Exercise goal
Give back all the data exactly as it was written.

Provided material

▬▬▬▬▬▬▬▬▬▬

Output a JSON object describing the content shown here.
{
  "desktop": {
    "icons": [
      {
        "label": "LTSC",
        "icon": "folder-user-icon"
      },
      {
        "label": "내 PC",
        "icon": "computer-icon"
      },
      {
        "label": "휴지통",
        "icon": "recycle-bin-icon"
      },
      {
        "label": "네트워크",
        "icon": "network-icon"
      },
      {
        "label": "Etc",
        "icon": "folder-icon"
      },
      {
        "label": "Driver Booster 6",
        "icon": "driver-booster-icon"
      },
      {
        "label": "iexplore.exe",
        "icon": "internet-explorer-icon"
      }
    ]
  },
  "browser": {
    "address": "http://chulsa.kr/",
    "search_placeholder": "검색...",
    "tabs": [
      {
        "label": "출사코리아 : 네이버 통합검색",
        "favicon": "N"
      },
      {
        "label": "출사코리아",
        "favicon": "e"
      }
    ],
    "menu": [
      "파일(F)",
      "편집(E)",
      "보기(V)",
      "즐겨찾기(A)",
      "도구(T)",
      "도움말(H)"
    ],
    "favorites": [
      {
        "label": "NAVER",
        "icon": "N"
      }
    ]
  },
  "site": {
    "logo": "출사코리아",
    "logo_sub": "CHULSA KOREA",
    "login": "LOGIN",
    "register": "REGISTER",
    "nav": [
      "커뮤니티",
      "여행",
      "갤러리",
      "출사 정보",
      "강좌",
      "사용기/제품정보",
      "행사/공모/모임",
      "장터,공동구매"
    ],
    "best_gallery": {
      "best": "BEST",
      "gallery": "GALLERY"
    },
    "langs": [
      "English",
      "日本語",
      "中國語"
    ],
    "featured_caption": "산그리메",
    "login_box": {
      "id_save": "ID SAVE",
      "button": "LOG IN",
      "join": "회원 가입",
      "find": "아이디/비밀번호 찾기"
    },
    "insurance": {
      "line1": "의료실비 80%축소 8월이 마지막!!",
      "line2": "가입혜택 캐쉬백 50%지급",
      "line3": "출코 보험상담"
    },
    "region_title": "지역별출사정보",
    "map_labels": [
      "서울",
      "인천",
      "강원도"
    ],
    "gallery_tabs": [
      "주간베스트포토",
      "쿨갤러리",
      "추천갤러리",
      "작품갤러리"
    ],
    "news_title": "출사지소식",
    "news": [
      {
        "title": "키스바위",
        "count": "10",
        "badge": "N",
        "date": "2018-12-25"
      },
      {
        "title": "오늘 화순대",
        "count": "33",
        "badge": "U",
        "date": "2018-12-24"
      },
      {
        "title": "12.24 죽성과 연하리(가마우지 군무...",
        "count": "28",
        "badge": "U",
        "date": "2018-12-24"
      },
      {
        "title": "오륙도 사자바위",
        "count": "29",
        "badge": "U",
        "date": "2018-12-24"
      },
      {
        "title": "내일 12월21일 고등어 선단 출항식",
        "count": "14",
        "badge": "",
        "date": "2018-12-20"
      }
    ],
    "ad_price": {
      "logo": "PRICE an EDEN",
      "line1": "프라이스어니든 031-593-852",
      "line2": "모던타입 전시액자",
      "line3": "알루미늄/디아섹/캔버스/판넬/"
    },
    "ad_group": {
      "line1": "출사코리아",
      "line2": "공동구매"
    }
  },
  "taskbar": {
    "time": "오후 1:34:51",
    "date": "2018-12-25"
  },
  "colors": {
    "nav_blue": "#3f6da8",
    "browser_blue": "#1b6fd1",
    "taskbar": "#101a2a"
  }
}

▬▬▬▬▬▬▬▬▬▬

Reply to the exercise
Output a JSON object describing the content shown here.
{
  "desktop": {
    "icons": [
      {
        "label": "LTSC",
        "icon": "folder-user-icon"
      },
      {
        "label": "내 PC",
        "icon": "computer-icon"
      },
      {
        "label": "휴지통",
        "icon": "recycle-bin-icon"
      },
      {
        "label": "네트워크",
        "icon": "network-icon"
      },
      {
        "label": "Etc",
        "icon": "folder-icon"
      },
      {
        "label": "Driver Booster 6",
        "icon": "driver-booster-icon"
      },
      {
        "label": "iexplore.exe",
        "icon": "internet-explorer-icon"
      }
    ]
  },
  "browser": {
    "address": "http://chulsa.kr/",
    "search_placeholder": "검색...",
    "tabs": [
      {
        "label": "출사코리아 : 네이버 통합검색",
        "favicon": "N"
      },
      {
        "label": "출사코리아",
        "favicon": "e"
      }
    ],
    "menu": [
      "파일(F)",
      "편집(E)",
      "보기(V)",
      "즐겨찾기(A)",
      "도구(T)",
      "도움말(H)"
    ],
    "favorites": [
      {
        "label": "NAVER",
        "icon": "N"
      }
    ]
  },
  "site": {
    "logo": "출사코리아",
    "logo_sub": "CHULSA KOREA",
    "login": "LOGIN",
    "register": "REGISTER",
    "nav": [
      "커뮤니티",
      "여행",
      "갤러리",
      "출사 정보",
      "강좌",
      "사용기/제품정보",
      "행사/공모/모임",
      "장터,공동구매"
    ],
    "best_gallery": {
      "best": "BEST",
      "gallery": "GALLERY"
    },
    "langs": [
      "English",
      "日本語",
      "中國語"
    ],
    "featured_caption": "산그리메",
    "login_box": {
      "id_save": "ID SAVE",
      "button": "LOG IN",
      "join": "회원 가입",
      "find": "아이디/비밀번호 찾기"
    },
    "insurance": {
      "line1": "의료실비 80%축소 8월이 마지막!!",
      "line2": "가입혜택 캐쉬백 50%지급",
      "line3": "출코 보험상담"
    },
    "region_title": "지역별출사정보",
    "map_labels": [
      "서울",
      "인천",
      "강원도"
    ],
    "gallery_tabs": [
      "주간베스트포토",
      "쿨갤러리",
      "추천갤러리",
      "작품갤러리"
    ],
    "news_title": "출사지소식",
    "news": [
      {
        "title": "키스바위",
        "count": "10",
        "badge": "N",
        "date": "2018-12-25"
      },
      {
        "title": "오늘 화순대",
        "count": "33",
        "badge": "U",
        "date": "2018-12-24"
      },
      {
        "title": "12.24 죽성과 연하리(가마우지 군무...",
        "count": "28",
        "badge": "U",
        "date": "2018-12-24"
      },
      {
        "title": "오륙도 사자바위",
        "count": "29",
        "badge": "U",
        "date": "2018-12-24"
      },
      {
        "title": "내일 12월21일 고등어 선단 출항식",
        "count": "14",
        "badge": "",
        "date": "2018-12-20"
      }
    ],
    "ad_price": {
      "logo": "PRICE an EDEN",
      "line1": "프라이스어니든 031-593-852",
      "line2": "모던타입 전시액자",
      "line3": "알루미늄/디아섹/캔버스/판넬/"
    },
    "ad_group": {
      "line1": "출사코리아",
      "line2": "공동구매"
    }
  },
  "taskbar": {
    "time": "오후 1:34:51",
    "date": "2018-12-25"
  },
  "colors": {
    "nav_blue": "#3f6da8",
    "browser_blue": "#1b6fd1",
    "taskbar": "#101a2a"
  }
}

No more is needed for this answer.